Project description:Dopamine neurons of the substantia nigra have long been believed to have multiple aspiny dendrites which receive many glutamatergic synaptic inputs from several regions of the brain. But, here, using high-resolution two-photon confocal microscopy in the mouse brain slices, we found a substantial number of common dendritic spines in the nigral dopamine neurons including thin, mushroom, and stubby types of spines. However, the number of dendritic spines of the dopamine neurons was approximately five times lower than that of CA1 pyramidal neurons. Immunostaining and morphological analysis revealed that glutamatergic shaft synapses were present two times more than spine synapses.
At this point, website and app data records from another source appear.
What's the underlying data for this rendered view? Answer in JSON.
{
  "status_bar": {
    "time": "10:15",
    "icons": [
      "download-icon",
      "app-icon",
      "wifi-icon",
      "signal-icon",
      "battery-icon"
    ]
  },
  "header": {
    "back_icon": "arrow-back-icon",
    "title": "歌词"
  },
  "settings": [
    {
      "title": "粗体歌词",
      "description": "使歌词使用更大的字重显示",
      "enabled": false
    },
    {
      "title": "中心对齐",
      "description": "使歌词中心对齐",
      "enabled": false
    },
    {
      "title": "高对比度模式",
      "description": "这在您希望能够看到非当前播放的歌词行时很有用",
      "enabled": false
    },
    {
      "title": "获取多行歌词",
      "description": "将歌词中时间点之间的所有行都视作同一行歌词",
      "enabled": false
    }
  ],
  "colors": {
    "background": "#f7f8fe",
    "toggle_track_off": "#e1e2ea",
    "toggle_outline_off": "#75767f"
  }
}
Using local two-photon glutamate uncaging techniques, we confirmed that shaft synapses and spine synapses had both AMPA and NMDA receptors, but the AMPA/NMDA current ratios differed. The evoked postsynaptic potentials of spine synapses showed lower amplitudes but longer half-widths than those of shaft synapses. Therefore, we provide the first evidence that the midbrain dopamine neurons have two morphologically and functionally distinct types of glutamatergic synapses, spine synapses and shaft synapses, on the same dendrite. This peculiar organization could be a new basis for unraveling many physiological and pathological functions of the midbrain dopamine neurons.
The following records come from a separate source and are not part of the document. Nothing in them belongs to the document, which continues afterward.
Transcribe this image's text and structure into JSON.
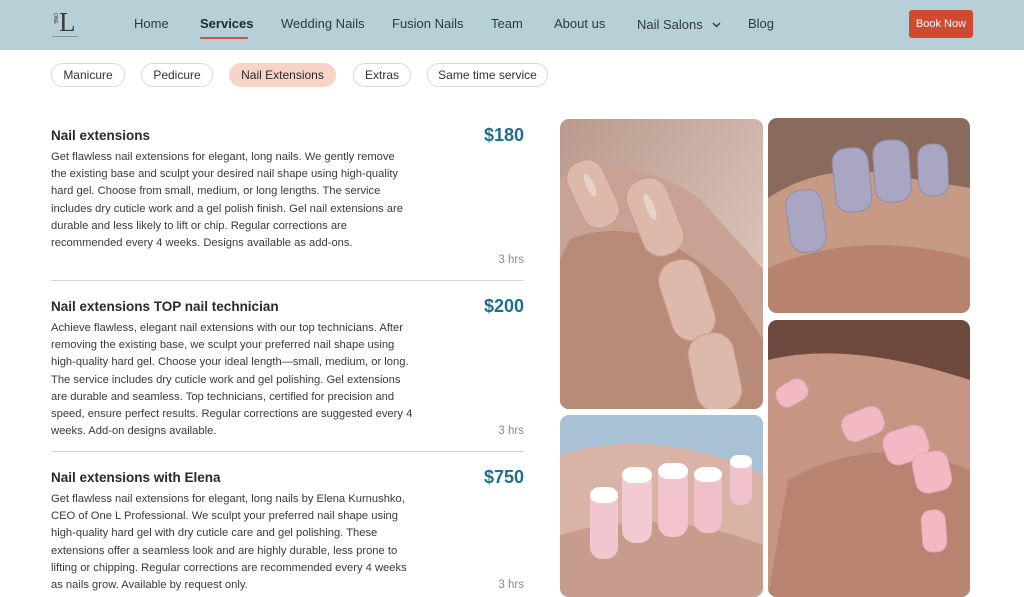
{
  "logo": {
    "one": "ONE",
    "letter": "L"
  },
  "nav": {
    "items": [
      {
        "label": "Home"
      },
      {
        "label": "Services"
      },
      {
        "label": "Wedding Nails"
      },
      {
        "label": "Fusion Nails"
      },
      {
        "label": "Team"
      },
      {
        "label": "About us"
      },
      {
        "label": "Nail Salons"
      },
      {
        "label": "Blog"
      }
    ],
    "active": "Services",
    "book_label": "Book Now"
  },
  "filters": [
    {
      "label": "Manicure"
    },
    {
      "label": "Pedicure"
    },
    {
      "label": "Nail Extensions"
    },
    {
      "label": "Extras"
    },
    {
      "label": "Same time service"
    }
  ],
  "active_filter": "Nail Extensions",
  "services": [
    {
      "title": "Nail extensions",
      "price": "$180",
      "description": "Get flawless nail extensions for elegant, long nails. We gently remove the existing base and sculpt your desired nail shape using high-quality hard gel. Choose from small, medium, or long lengths. The service includes dry cuticle work and a gel polish finish. Gel nail extensions are durable and less likely to lift or chip. Regular corrections are recommended every 4 weeks. Designs available as add-ons.",
      "duration": "3 hrs"
    },
    {
      "title": "Nail extensions TOP nail technician",
      "price": "$200",
      "description": "Achieve flawless, elegant nail extensions with our top technicians. After removing the existing base, we sculpt your preferred nail shape using high-quality hard gel. Choose your ideal length—small, medium, or long. The service includes dry cuticle work and gel polishing. Gel extensions are durable and seamless. Top technicians, certified for precision and speed, ensure perfect results. Regular corrections are suggested every 4 weeks. Add-on designs available.",
      "duration": "3 hrs"
    },
    {
      "title": "Nail extensions with Elena",
      "price": "$750",
      "description": "Get flawless nail extensions for elegant, long nails by Elena Kurnushko, CEO of One L Professional. We sculpt your preferred nail shape using high-quality hard gel with dry cuticle care and gel polishing. These extensions offer a seamless look and are highly durable, less prone to lifting or chipping. Regular corrections are recommended every 4 weeks as nails grow. Available by request only.",
      "duration": "3 hrs"
    }
  ],
  "colors": {
    "header_bg": "#b7cfd6",
    "accent": "#cf4a31",
    "price": "#1f6f8a",
    "active_chip": "#f7d3c8"
  },
  "gallery": [
    {
      "icon": "nude-nails-photo"
    },
    {
      "icon": "lavender-nails-photo"
    },
    {
      "icon": "french-nails-photo"
    },
    {
      "icon": "pink-nails-photo"
    }
  ]
}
Project description:Cofilin and other Actin-regulating proteins are essential in regulating the shape of dendritic spines, which are sites of neuronal communications in the brain, and their malfunctions are implicated in neurodegeneration related to aging. The analysis of cofilin motility in dendritic spines using fluorescence video-microscopy may allow for the discovery of its effects on synaptic functions. To date, the flow of cofilin has not been analyzed by automatic means. This paper presents Dendrite Protein Analysis (DendritePA), a novel automated pattern recognition software to analyze protein trafficking in neurons. Using spatiotemporal information present in multichannel fluorescence videos, the DendritePA generates a temporal maximum intensity projection that enhances the signal-to-noise ratio of important biological structures, segments and tracks dendritic spines, estimates the density of proteins in spines, and analyzes the flux of proteins through the dendrite/spine boundary. The motion of a dendritic spine is used to generate spine energy images, which are used to automatically classify the shape of common dendritic spines such as stubby, mushroom, or thin. By tracking dendritic spines over time and using their intensity profiles, the system can analyze the flux patterns of cofilin and other fluorescently stained proteins. The cofilin flux patterns are found to correlate with the dynamic changes in dendritic spine shapes. Our results also have shown that the activation of cofilin using genetic manipulations leads to immature spines while its inhibition results in an increase in mature spines.